Before the dawn of the internet, and specifically social media, we relied on our friends, television, and radio to fuel our pop culture vocabulary. Plastering positive sayings on our Lisa Frank binders in school, reading tagged overpasses while cruising, and mimicking our favorite celebrities gave us phrases such as: “You go Girl!”, and “Eat My Shorts!”
While potentially detrimental to the mental health of uncontrolled scrollers, social media provides visibility to the trending catchphrases, idioms, and ideas to its followers.
I will admit that I have wasted hours, possibly days, watching cute cat videos, liking inspirational gifs, and forwarding reels to family and friends. Rarely do I benefit from this terrible waste of time.
Recently the social media gods gifted me a new use of a word. I pondered, and thought on it. It touched me, and gave me a moment of introspection, which was much more beneficial than the brain atrophy I usually end a scrolling session with.
What is a glimmer in 2024? It’s not a side effect of hanging out with fairies. Or even a symptom of an ocular disturbance.
A glimmer is the opposite of a trigger. Triggers set us in a rage. They have the power to upset our daily life, causing frustration, anger, and occasionally uncontrollable outbursts. A glimmer brings joy and happiness, peace or gratitude.
People are so focused on finding the negative as we venture through our day. We are triggered by incompetent drivers, phones that never stop ringing, dripping vehicles, lost tools, screaming children, toilet paper rolls that don’t replace themselves, and countless other tiny, yet mood altering events. We are typically so buried by negativity and deadlines that we can’t see the micro-moments that promise delight.
Retraining our brains to recognize, rather than dismiss, an opportunity to relish in bliss is a journey to a greater mind set.
A bit of fairy dust isn’t required, but may prove helpful.
How do we change our behavior to focus on the glimmer and reject the trigger?
Intentional response: It’s easy to fall into a pit of hostility, and even more difficult to dig yourself out. It’s a place where everything is crap, the slightest irritant will throw you into a fit of rage, life sucks, people suck, everything sucks. The pit drains energy and leaves you feeling as if your skin could crawl right off your bones.

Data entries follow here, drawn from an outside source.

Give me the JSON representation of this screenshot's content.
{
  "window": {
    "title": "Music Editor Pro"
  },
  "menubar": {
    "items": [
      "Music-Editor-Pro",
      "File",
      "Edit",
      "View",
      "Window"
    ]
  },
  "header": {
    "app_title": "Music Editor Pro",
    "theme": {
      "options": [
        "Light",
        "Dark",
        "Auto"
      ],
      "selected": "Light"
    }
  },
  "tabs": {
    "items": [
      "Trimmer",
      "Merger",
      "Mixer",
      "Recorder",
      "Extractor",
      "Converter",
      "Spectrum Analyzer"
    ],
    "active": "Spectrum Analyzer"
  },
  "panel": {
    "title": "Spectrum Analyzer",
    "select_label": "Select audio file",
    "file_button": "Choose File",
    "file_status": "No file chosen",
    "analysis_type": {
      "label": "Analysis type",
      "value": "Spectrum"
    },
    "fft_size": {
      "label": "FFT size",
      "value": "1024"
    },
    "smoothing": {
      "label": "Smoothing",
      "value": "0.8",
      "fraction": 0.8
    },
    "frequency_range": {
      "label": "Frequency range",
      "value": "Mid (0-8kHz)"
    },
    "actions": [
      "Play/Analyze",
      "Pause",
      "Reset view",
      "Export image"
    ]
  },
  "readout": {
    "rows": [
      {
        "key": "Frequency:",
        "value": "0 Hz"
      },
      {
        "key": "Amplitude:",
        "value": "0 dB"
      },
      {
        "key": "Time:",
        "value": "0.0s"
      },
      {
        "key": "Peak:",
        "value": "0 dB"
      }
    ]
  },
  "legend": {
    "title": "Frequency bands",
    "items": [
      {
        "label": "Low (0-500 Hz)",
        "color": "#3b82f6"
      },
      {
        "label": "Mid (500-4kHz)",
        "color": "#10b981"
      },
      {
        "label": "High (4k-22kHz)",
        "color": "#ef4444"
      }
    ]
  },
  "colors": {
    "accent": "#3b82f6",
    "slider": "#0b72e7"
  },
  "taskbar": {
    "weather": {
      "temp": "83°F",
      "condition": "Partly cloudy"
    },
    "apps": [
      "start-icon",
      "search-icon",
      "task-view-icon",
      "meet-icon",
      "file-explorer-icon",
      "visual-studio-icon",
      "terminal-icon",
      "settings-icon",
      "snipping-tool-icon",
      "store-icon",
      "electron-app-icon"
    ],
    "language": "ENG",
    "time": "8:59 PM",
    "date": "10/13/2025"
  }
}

It takes work to be positive. An intentional cognitive thought process is required to stay out of the dumps. The energy used to stay above ground is minimal compared to the energy consumed while in the pit. Not everything is going to be sunshine,rainbows, and fairy dust all of the time but training your brain to focus on the positive will breed more positivity, just as succumbing to the misery will quickly engulf every aspect of your life. Be intentional with your reactions, responses and interpretations of daily situations. If you decide to be a positive person, you will become one, or at very least have the motivation to keep working at it.
Self-reflection: We all know that person that walks into work on a daily basis and we silently wonder who peed in their cereal bowl that morning. The hatred radiates from their very being as if it were a cloud of radioactive heat. If you don’t know that guy, and think that’s normal, I hate to tell you, but it’s you. We can not become better if we don’t truly look within ourselves and identify the broken pieces. What can you do to improve your perception of the world around you? Just because it looks like poop, doesn’t mean that it is.
If at the end of the day the only thing you can remember is what went wrong, it is time to retrain yourself to find the glimmers in your day. Seek joy in momentary interactions, see the opportunity in any situation, find gratitude within those that surround you.
Self-care: When we are suffering physically or emotionally it is near impossible to have a sunny side up demeanor. Heck, we wish the glowing ball of fire would just stay on the other side of the earth so that we can maintain our doom and gloom attitude with no disruption. Be your biggest advocate. Sleep enough, take a walk, talk to a friend (or therapist). Taking the time to take care of your body and mind will allow the fog to clear and let that glimmer of positivity in. We are no good to anyone else, when we are not good to ourselves.
I am making my first steps into this journey. I want to remember the rainbow after the storm instead of the puddles. I will find my glimmers in everyday interactions even when mindlessly scrolling on social media (cat videos only) and it will make me a better person. It won’t be easy, but I promise it will be worth it, not only to myself but to my family, friends and peers.
Can I get a “You Go Girl”!